    • If helping students with revision, instruct students to read their draft (rough or final).
    • Ask: Who is your intended audience? What voice would be most effective?
    • Discuss that when you determine the most appropriate voice for your purpose, write with that voice.
    • Remind students that knowing the audience is the key to finding your voice.
    • If using this assignment for revision, have students read their rough draft and change sentences, words, or phrases that do not convey their chosen voice.
    • Divide students in to groups of 3-4.
    • Instruct each student to read his or her draft to the group.
    • Listeners should identify passages that should be changed.
    • Instruct students to work individually on revision.
    • After revising, instruct students to reconvene and read their final draft.
    • Each group should choose the best revision and share it with the class.
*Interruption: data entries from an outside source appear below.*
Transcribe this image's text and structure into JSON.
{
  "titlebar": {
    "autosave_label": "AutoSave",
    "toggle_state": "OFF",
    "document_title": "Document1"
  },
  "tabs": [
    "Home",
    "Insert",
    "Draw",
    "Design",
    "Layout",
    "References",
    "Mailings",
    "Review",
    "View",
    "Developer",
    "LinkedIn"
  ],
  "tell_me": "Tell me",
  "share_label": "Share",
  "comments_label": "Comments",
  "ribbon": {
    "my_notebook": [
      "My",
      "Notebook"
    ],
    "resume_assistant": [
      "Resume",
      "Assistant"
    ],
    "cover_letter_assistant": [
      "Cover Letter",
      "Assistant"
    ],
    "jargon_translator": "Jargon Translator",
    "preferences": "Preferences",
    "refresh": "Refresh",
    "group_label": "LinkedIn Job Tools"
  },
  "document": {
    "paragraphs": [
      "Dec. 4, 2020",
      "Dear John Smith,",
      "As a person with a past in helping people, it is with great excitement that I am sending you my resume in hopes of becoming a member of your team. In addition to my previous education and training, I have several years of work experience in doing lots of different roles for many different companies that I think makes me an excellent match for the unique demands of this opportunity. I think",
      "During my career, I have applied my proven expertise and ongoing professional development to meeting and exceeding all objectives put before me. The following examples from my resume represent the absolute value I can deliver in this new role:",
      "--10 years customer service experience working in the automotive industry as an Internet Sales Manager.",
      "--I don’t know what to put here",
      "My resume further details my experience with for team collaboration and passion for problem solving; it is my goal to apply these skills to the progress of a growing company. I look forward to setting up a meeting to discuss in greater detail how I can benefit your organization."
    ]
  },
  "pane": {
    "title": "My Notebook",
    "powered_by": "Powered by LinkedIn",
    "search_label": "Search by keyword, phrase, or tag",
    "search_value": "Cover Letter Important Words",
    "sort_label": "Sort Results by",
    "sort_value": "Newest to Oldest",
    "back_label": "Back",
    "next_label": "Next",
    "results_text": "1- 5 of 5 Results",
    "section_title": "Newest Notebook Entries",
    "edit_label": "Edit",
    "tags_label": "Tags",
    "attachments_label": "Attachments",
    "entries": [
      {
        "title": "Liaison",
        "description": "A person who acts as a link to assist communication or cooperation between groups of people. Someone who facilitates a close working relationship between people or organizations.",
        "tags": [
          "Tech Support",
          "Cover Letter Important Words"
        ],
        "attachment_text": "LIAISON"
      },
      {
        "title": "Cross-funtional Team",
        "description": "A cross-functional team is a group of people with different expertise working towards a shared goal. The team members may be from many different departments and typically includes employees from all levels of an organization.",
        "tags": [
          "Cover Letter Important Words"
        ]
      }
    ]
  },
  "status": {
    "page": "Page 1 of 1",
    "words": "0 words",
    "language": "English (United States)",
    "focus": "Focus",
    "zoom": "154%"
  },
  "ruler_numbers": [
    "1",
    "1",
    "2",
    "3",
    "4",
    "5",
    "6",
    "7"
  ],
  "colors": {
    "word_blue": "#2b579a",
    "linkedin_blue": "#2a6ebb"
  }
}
References

  • Teaching experience.

Lesson Plans: Fine Tune Your Writing Focus

Writing that lacks focus confuses readers. Student writing lacks focus because they rarely have a purpose, do not know how to make a point, and write to an imaginary, non-existent audience. End their pointless meanderings with these simple lesson plans.
  1. Lesson Plan: Determining Audience and Purpose
  2. Teaching Students to Maintain a Personal Voice in Writing
  3. A Lesson Plan on Using Tone Effectively
  4. A Lesson Plan in Creating the Perfect Title